*WORK TO BE COMPLETED:* Filter the records below and copy every line containing the word "power".

☆ ☆ ☆ ☆

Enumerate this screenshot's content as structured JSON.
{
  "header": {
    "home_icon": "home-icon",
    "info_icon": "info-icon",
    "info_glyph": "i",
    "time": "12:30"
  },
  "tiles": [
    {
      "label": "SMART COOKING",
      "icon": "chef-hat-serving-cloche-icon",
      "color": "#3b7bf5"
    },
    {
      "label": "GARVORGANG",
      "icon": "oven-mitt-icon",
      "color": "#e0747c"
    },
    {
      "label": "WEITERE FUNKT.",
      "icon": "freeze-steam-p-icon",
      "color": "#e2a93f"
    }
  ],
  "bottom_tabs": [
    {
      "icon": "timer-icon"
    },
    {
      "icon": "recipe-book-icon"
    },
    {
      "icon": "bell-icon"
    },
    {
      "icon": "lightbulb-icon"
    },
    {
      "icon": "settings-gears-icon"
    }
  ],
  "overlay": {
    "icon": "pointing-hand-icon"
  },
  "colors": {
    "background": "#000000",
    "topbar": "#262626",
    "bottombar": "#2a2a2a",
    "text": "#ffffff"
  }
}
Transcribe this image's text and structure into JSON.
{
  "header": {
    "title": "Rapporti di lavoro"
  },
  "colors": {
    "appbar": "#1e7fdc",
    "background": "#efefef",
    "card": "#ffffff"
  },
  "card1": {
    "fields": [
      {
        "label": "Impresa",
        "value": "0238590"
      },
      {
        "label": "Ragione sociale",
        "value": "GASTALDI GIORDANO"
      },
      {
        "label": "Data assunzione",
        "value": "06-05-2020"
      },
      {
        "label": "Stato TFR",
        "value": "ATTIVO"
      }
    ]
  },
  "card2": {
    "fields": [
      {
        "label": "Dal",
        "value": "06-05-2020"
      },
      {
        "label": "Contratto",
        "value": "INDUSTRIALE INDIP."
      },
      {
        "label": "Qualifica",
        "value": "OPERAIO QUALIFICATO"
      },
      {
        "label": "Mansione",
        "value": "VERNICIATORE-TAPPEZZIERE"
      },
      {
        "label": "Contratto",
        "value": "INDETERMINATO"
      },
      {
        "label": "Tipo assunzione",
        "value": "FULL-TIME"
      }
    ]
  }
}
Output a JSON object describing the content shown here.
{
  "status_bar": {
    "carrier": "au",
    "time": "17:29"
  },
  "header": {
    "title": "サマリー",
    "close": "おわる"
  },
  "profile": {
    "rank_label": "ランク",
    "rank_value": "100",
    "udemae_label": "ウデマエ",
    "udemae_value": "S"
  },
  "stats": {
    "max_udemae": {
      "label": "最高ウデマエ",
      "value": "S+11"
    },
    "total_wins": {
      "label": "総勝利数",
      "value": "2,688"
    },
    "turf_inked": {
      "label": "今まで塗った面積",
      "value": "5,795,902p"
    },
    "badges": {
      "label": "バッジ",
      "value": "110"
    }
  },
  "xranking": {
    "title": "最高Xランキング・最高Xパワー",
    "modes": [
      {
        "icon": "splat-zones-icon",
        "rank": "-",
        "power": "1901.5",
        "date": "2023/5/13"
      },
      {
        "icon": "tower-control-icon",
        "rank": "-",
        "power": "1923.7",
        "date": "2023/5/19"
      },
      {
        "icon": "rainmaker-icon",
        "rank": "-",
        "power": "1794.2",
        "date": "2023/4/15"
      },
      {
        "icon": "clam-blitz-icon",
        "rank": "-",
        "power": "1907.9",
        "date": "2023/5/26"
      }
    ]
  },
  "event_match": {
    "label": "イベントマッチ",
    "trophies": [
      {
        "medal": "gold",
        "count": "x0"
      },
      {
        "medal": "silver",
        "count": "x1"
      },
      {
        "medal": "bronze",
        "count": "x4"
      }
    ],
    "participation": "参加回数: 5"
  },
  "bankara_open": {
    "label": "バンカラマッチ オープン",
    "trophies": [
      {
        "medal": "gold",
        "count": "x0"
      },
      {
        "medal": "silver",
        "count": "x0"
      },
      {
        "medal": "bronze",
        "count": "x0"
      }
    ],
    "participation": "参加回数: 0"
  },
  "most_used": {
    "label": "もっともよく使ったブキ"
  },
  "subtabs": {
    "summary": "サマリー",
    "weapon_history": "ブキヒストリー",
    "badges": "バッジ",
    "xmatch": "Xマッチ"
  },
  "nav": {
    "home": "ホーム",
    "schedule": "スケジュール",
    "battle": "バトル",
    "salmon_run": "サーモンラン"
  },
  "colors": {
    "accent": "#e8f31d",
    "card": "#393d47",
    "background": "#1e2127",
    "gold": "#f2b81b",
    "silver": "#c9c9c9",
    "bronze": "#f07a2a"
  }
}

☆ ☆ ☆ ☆

*ANSWER FOR THE TASK:*
        "power": "1901.5",
        "power": "1923.7",
        "power": "1794.2",
        "power": "1907.9",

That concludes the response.